Drones for Development
Unmanned aerial vehicles have populated both the imagination and nightmares of people around the world in recent years. In April, the United States Navy announced an experimental program called LOCUST (Low-Cost UAV Swarming Technology), which officials promise will “autonomously overwhelm an adversary” and thus “provide Sailors and Marines a decisive tactical advantage.” With a name and a mission like that – and given the spotty ethical track record of drone warfare – it is little wonder that many are queasy about the continued proliferation of flying robots. But the industrial use of the lower sky is here to stay. More than three million humans are in the air daily. Every large human settlement on our planet is connected to another by air transport.
Confronting the Crisis of Global Governance
Commission on Global Security, Justice & Governance

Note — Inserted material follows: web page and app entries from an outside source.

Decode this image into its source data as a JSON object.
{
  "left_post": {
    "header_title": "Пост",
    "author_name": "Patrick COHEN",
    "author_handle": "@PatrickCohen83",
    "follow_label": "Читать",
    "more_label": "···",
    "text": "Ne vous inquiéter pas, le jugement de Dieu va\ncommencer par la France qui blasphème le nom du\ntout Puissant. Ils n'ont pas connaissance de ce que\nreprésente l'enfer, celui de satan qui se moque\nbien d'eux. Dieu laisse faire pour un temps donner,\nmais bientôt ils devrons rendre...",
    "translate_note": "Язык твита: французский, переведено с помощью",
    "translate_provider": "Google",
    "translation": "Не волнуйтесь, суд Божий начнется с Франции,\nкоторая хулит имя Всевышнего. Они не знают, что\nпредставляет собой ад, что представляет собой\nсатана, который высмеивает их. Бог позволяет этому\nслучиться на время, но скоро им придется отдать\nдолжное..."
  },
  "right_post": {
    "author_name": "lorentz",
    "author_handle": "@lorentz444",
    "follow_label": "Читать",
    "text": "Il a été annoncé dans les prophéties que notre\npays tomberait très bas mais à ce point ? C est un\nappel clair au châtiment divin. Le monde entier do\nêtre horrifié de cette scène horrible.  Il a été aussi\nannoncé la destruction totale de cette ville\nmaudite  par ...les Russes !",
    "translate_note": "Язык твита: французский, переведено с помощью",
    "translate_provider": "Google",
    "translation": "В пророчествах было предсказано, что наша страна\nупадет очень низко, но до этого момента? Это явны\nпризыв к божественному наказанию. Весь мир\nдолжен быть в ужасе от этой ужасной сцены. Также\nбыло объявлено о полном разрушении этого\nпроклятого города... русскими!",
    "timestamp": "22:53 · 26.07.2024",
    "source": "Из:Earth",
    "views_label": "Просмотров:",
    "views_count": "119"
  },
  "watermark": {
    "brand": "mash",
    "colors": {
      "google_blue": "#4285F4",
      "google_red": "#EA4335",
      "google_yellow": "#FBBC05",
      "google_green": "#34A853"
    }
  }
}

Today’s global challenges, from mass violence in fragile states and runaway climate change to fears of devastating cross-border economic shocks and cyber attacks, require new kinds of tools, networks, and institutions if they are to be effectively managed. Climate change, economic shocks, and cyber attacks are likely to have lasting and far-reaching consequences, and the marked and visible increase in mass atrocities in one country after another has reversed the trend of declining political violence that began with the end of the Cold War. Dealing with each of these issues calls for policies and actions beyond the writ or capabilities of any state and threatens to escape the grasp of present international institutions.
Drones for Development
A young Palestinian participating in a violence prevention session during a recent World Bank Social, Urban, Rural and Resilience (GSURR) staff retreat, reminisced that not that long ago the Israeli-Palestinian conflict was the only “hot-spot” in the Middle East. Now, the region is a complex mix of insurrection, armed conflict, political upheaval and displacement. Even for him, unbundling and explaining the drivers and implications of these dynamics can be overwhelming – and a full-time job.
Increasingly, development actors are asked to take on this task, yet many of the World Bank’s standard analytical approaches are not suitable for this kind of complexity. Meanwhile, academics including Ben Ramalingam (Aid on the Edge of Chaos), Thomas Carothers (Development Aid Confronts Politics) and Lant Pritchet (Escaping Capability Traps Through Problem-driven Adaptive Iteration) all highlight the dangers of external intervention in these “difficult operating environments” without sufficient understanding of the underlying context.
Ongoing work over the last few years in the Bank’s GSURR Global Practice, completed together with the Fragility Conflict and Violence (FCV) Group, has focused on in-depth analysis of why and how particular countries descend into conflict, the impact of violence, and the factors that can build resilience against these shocks. Some 25 of these “fragility assessments” have been completed and they are all part of an effort to strengthen the overall understanding of the “context complexity” in these countries.
DFID really is an extraordinary institution. I spent Monday and Tuesday at the annual get together one of its professional cadres – about 200 advisers on governance and conflict. They were bombarded with powerpoints from outside speakers (including me), but still found time for plenty of ‘social loafing’, aka networking with their mates. Some impressions:
They are hugely bright and committed, wrestling to get stuff done in some of the most difficult places on the planet, familiar with all the dilemmas of ‘doing aid’ in complex environments that I talk about endlessly on this blog. A visitor muttered about the quality and nuance of discussion compared to the uncritical can-do hubris of much of what they hear in Washington.
In fact, since the Australians and Canadians wound up their development departments, DFID looks pretty well unique in the international scene – heroic keeper of the flame or aid’s Lonesome George heading for species extinction? We’ll find out over the next few years.
One of my favourite Oxfam programmes is called (rather arcanely) ‘Within and Without the State’(WWS). It is trying to build civil society and good governance in some pretty unpromising environments – Yemen, South Sudan, Afghanistan and OPTI (Occupied Palestinian Territory and Israel).